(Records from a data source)
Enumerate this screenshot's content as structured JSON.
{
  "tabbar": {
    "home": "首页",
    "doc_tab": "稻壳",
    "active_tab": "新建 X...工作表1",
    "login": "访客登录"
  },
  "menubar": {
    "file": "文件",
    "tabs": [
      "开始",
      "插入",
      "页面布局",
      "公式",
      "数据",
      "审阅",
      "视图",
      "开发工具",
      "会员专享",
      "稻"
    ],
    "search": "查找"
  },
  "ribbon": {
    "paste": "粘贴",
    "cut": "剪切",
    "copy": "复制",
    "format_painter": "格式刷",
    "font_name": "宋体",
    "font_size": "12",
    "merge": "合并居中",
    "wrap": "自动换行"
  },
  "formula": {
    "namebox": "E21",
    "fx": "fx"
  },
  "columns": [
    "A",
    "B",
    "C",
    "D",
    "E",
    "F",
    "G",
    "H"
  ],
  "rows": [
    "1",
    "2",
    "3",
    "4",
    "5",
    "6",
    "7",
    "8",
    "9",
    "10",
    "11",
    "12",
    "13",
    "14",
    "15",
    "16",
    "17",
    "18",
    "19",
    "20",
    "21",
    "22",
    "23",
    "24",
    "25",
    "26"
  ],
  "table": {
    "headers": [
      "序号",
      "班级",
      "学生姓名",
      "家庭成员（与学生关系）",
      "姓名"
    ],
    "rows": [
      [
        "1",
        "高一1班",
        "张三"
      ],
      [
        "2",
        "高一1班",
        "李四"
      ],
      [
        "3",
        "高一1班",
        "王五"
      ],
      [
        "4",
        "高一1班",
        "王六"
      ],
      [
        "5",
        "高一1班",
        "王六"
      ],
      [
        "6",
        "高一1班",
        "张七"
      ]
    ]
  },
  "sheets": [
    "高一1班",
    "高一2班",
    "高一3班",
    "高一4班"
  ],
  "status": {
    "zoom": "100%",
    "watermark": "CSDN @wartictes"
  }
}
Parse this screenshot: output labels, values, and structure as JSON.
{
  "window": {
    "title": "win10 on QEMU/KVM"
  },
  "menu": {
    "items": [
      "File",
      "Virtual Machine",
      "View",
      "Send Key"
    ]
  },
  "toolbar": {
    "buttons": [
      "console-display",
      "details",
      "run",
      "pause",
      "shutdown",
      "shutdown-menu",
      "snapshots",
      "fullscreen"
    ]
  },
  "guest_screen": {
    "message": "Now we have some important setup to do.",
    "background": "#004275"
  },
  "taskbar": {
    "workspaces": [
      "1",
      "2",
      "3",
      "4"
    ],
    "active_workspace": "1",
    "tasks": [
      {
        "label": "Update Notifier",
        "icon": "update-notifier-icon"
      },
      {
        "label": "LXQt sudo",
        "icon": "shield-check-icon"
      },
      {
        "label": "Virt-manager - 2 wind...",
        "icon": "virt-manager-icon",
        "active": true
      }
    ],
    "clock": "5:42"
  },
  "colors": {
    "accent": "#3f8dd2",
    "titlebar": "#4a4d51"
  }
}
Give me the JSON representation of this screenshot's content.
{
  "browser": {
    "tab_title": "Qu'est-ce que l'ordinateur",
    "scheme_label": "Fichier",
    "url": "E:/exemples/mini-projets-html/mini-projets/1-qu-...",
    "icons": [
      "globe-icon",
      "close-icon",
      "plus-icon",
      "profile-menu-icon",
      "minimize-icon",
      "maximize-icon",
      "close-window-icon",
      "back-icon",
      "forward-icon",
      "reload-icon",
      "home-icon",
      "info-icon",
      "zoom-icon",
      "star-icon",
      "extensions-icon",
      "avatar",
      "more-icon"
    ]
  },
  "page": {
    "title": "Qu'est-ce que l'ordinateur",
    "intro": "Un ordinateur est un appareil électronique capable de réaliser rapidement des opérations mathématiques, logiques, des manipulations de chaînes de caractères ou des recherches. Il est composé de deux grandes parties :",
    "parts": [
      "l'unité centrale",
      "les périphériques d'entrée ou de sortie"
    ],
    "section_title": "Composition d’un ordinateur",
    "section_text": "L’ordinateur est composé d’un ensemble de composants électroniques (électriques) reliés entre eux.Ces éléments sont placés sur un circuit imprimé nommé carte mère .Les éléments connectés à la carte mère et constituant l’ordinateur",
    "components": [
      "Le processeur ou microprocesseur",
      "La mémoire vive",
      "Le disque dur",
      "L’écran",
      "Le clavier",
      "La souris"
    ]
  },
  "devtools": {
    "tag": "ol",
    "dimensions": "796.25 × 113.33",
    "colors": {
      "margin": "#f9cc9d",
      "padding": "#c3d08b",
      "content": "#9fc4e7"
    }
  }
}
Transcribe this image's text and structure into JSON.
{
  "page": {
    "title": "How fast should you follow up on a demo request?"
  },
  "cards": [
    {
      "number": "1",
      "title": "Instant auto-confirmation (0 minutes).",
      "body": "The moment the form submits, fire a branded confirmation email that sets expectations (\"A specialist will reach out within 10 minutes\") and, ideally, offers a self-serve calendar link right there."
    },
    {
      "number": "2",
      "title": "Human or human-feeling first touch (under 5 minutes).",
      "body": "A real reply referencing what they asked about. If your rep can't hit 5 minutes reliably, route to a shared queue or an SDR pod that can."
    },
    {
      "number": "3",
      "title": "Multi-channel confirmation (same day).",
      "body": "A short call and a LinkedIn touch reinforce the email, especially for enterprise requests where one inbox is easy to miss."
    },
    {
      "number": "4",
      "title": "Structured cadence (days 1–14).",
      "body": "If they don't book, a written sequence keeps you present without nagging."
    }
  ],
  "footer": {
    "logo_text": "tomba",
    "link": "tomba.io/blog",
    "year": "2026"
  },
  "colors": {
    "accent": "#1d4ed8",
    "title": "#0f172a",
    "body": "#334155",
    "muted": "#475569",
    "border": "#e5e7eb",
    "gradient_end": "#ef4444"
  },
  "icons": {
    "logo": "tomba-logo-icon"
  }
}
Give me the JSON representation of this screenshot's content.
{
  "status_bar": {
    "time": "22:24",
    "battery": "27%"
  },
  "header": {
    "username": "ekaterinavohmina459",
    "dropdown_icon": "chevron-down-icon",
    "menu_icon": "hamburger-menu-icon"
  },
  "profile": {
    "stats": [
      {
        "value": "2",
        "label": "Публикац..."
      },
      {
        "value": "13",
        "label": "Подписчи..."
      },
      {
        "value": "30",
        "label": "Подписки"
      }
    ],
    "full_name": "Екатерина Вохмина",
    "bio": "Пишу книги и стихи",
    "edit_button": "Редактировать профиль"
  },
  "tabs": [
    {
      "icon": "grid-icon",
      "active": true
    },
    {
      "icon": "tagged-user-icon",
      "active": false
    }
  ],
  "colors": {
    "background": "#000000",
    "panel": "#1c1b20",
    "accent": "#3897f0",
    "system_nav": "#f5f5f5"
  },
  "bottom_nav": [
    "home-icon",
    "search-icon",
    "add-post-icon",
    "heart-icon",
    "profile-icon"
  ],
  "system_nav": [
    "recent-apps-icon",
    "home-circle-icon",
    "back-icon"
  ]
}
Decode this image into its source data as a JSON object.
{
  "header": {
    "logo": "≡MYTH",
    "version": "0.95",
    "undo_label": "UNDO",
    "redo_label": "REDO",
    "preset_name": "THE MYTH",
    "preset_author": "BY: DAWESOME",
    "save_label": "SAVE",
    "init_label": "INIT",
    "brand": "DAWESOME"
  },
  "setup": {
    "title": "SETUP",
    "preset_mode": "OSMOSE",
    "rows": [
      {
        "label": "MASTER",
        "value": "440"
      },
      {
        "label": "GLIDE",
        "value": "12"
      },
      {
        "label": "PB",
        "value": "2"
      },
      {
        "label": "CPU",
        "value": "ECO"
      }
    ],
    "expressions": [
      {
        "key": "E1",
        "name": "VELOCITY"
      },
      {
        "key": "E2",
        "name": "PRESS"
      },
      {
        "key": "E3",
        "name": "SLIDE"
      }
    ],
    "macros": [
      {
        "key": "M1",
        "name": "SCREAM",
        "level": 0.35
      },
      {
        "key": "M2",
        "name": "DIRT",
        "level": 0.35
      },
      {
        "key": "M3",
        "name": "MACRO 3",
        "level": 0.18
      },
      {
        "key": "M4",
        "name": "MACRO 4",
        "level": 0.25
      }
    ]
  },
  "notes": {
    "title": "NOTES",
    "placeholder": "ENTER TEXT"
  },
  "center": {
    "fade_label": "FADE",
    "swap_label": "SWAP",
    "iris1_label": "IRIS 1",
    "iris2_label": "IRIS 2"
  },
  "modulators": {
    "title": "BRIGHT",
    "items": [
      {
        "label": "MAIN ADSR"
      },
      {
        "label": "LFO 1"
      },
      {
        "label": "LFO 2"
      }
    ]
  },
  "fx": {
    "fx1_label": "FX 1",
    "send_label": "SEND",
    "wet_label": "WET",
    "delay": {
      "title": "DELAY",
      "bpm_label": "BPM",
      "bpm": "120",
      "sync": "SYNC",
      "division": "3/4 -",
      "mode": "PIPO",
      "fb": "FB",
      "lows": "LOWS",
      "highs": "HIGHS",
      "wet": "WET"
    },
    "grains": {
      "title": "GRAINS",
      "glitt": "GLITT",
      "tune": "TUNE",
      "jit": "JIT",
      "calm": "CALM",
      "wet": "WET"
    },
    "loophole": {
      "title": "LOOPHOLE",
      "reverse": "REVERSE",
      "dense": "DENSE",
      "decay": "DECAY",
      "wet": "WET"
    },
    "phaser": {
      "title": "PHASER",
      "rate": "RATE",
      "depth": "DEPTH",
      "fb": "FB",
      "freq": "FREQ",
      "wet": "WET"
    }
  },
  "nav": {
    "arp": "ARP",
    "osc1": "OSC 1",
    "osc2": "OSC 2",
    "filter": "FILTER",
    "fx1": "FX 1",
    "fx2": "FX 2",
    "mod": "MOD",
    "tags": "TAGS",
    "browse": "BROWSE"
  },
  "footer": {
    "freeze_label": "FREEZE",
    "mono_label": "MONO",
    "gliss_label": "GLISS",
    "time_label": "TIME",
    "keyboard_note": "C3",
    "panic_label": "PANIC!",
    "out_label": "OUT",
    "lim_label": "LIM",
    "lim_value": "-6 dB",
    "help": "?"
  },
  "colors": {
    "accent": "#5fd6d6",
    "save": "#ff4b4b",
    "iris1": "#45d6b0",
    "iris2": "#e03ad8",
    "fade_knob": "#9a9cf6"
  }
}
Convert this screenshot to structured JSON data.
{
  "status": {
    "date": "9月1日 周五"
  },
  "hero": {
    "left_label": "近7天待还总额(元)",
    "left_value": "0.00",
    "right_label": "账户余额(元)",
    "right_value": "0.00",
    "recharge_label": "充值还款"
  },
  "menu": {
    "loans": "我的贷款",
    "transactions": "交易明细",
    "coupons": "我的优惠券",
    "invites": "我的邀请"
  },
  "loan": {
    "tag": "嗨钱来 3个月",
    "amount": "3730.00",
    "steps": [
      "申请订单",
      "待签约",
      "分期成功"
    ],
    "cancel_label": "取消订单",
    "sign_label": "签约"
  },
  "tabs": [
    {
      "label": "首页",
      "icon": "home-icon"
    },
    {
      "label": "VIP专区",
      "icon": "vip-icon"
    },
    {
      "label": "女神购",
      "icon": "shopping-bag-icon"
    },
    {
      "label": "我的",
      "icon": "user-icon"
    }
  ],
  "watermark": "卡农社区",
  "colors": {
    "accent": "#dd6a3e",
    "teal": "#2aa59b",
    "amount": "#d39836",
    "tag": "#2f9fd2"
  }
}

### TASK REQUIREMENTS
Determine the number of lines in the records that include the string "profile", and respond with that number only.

### WRITTEN ANSWER
3